© Manteau

De Fouten – Herman Brusselmans

In what feels like his umpteenth book, prolific writer Herman Brusselmans is his vintage, parody-seeking self with an especially intriguing premise added to the mix. The novel is basically a copy-edited version of fictional biographer Johannes Huyghe disastrous attempt to sketch HB’s (Brusselmans’ initials) younger years. Going through it, Brusselmans corrects the many mistakes – hence the title De Fouten (‘The Mistakes), which, of course, is misspelled on the dust jacket. Brusselmans is careful to let his reader know that he didn’t lose his virginity to Cindy from the cookie factory as Huyghe states, nor to Nancy from the tyre factory for that matter, although he did have a crush on the latter and the former had a crush on him. Again a delightful blend of fiction, half truths and dark humor.

© Prometheus

Non-fiction

Het hart van Napoleon, De keizer en de vrouwen – Johan Op de Beeck

Millions of pages have been written on Napoleon Bonaparte’s vast military empire, far fewer have detailed the emperor’s romantic exploits. For his fifth book on Son Altesse Imperial, Johan Op de Beeck decided it was time to explore the women that held a place in the commander’s heart – and in his loins. Turns out that, due to Napoleon’s great sense of smell, mistresses wearing too much perfume were out, while his letters to Joséphine de Beauharnais fit well amongst the most erotic and loving pieces of 18th-century writing.

© Horizon

Waarom mannen geen seksboeken kopen – Wim Slabbinck

Does size really matter? Are men really carrying around so much testosterone that they think about sex every seven seconds? Do they never fake it? And why is it that they don’t buy sex books? Answers to all of these questions are provided by Wim Slabbinck. This fall the media’s foremost sexologist is intent on dispelling eleven persistent myths about the curious world of male sexuality, backing everything up with fact and figures along the way.

© Manteau

Er gebeurde dit, er gebeurde dat – Kristien Hemmerechts
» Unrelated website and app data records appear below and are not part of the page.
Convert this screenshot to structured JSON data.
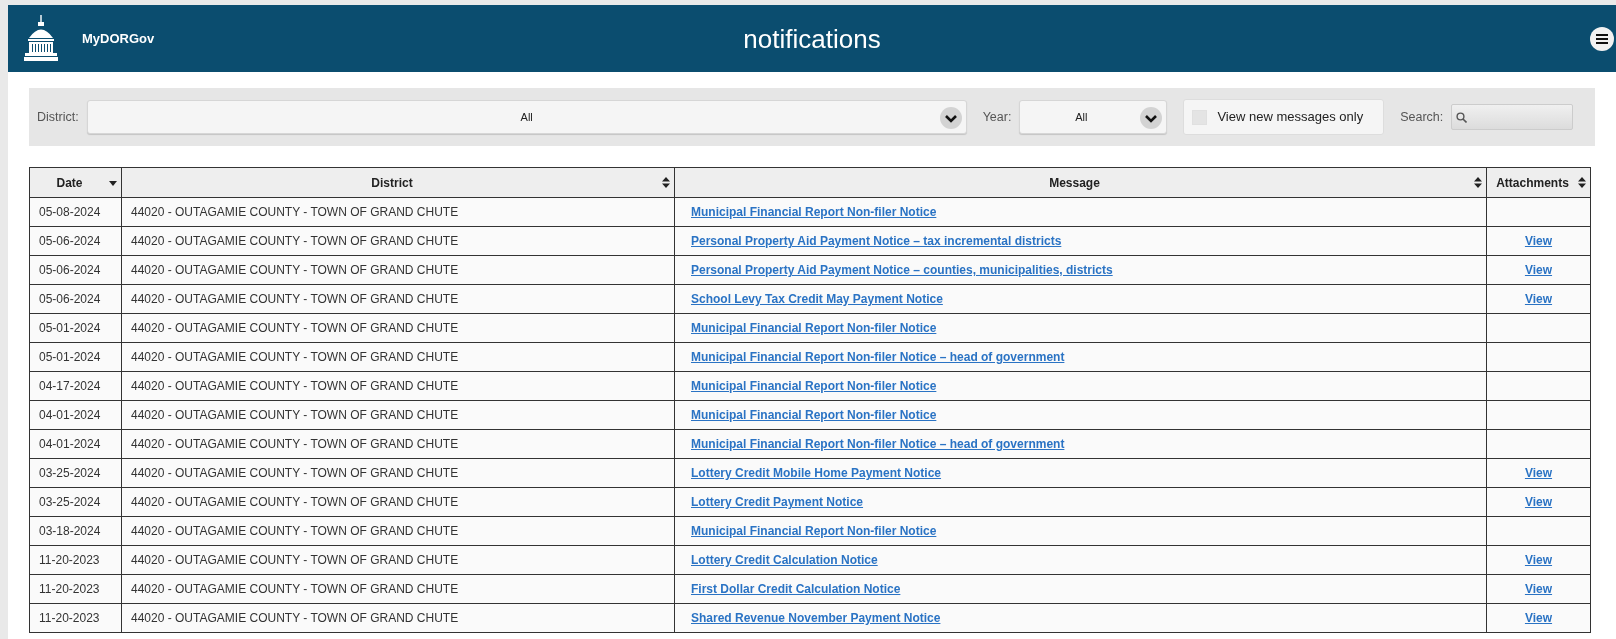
{
  "header": {
    "brand": "MyDORGov",
    "title": "notifications"
  },
  "filters": {
    "district_label": "District:",
    "district_value": "All",
    "year_label": "Year:",
    "year_value": "All",
    "new_only": {
      "label": "View new messages only",
      "checked": false
    },
    "search_label": "Search:"
  },
  "table": {
    "columns": [
      {
        "label": "Date",
        "sorted": true
      },
      {
        "label": "District",
        "sorted": false
      },
      {
        "label": "Message",
        "sorted": false
      },
      {
        "label": "Attachments",
        "sorted": false
      }
    ],
    "rows": [
      {
        "date": "05-08-2024",
        "district": "44020 - OUTAGAMIE COUNTY - TOWN OF GRAND CHUTE",
        "message": "Municipal Financial Report Non-filer Notice"
      },
      {
        "date": "05-06-2024",
        "district": "44020 - OUTAGAMIE COUNTY - TOWN OF GRAND CHUTE",
        "message": "Personal Property Aid Payment Notice – tax incremental districts",
        "attachment": "View"
      },
      {
        "date": "05-06-2024",
        "district": "44020 - OUTAGAMIE COUNTY - TOWN OF GRAND CHUTE",
        "message": "Personal Property Aid Payment Notice – counties, municipalities, districts",
        "attachment": "View"
      },
      {
        "date": "05-06-2024",
        "district": "44020 - OUTAGAMIE COUNTY - TOWN OF GRAND CHUTE",
        "message": "School Levy Tax Credit May Payment Notice",
        "attachment": "View"
      },
      {
        "date": "05-01-2024",
        "district": "44020 - OUTAGAMIE COUNTY - TOWN OF GRAND CHUTE",
        "message": "Municipal Financial Report Non-filer Notice"
      },
      {
        "date": "05-01-2024",
        "district": "44020 - OUTAGAMIE COUNTY - TOWN OF GRAND CHUTE",
        "message": "Municipal Financial Report Non-filer Notice – head of government"
      },
      {
        "date": "04-17-2024",
        "district": "44020 - OUTAGAMIE COUNTY - TOWN OF GRAND CHUTE",
        "message": "Municipal Financial Report Non-filer Notice"
      },
      {
        "date": "04-01-2024",
        "district": "44020 - OUTAGAMIE COUNTY - TOWN OF GRAND CHUTE",
        "message": "Municipal Financial Report Non-filer Notice"
      },
      {
        "date": "04-01-2024",
        "district": "44020 - OUTAGAMIE COUNTY - TOWN OF GRAND CHUTE",
        "message": "Municipal Financial Report Non-filer Notice – head of government"
      },
      {
        "date": "03-25-2024",
        "district": "44020 - OUTAGAMIE COUNTY - TOWN OF GRAND CHUTE",
        "message": "Lottery Credit Mobile Home Payment Notice",
        "attachment": "View"
      },
      {
        "date": "03-25-2024",
        "district": "44020 - OUTAGAMIE COUNTY - TOWN OF GRAND CHUTE",
        "message": "Lottery Credit Payment Notice",
        "attachment": "View"
      },
      {
        "date": "03-18-2024",
        "district": "44020 - OUTAGAMIE COUNTY - TOWN OF GRAND CHUTE",
        "message": "Municipal Financial Report Non-filer Notice"
      },
      {
        "date": "11-20-2023",
        "district": "44020 - OUTAGAMIE COUNTY - TOWN OF GRAND CHUTE",
        "message": "Lottery Credit Calculation Notice",
        "attachment": "View"
      },
      {
        "date": "11-20-2023",
        "district": "44020 - OUTAGAMIE COUNTY - TOWN OF GRAND CHUTE",
        "message": "First Dollar Credit Calculation Notice",
        "attachment": "View"
      },
      {
        "date": "11-20-2023",
        "district": "44020 - OUTAGAMIE COUNTY - TOWN OF GRAND CHUTE",
        "message": "Shared Revenue November Payment Notice",
        "attachment": "View"
      }
    ]
  }
}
A lot has happened in the life of Kristien Hemmerechts, the female voice in the trio of ‘Angry Young Belgians’ that crushed taboos for a living during the eighties. In the recently published bundle of autobiographical short stories Er gebeurde dit, er gebeurde dat she talks openly and honestly about hardships such as the loss of her two baby boys, the death of her husband, poet Herman de Coninck and her diagnosis with breast cancer almost a year ago.

© De Geus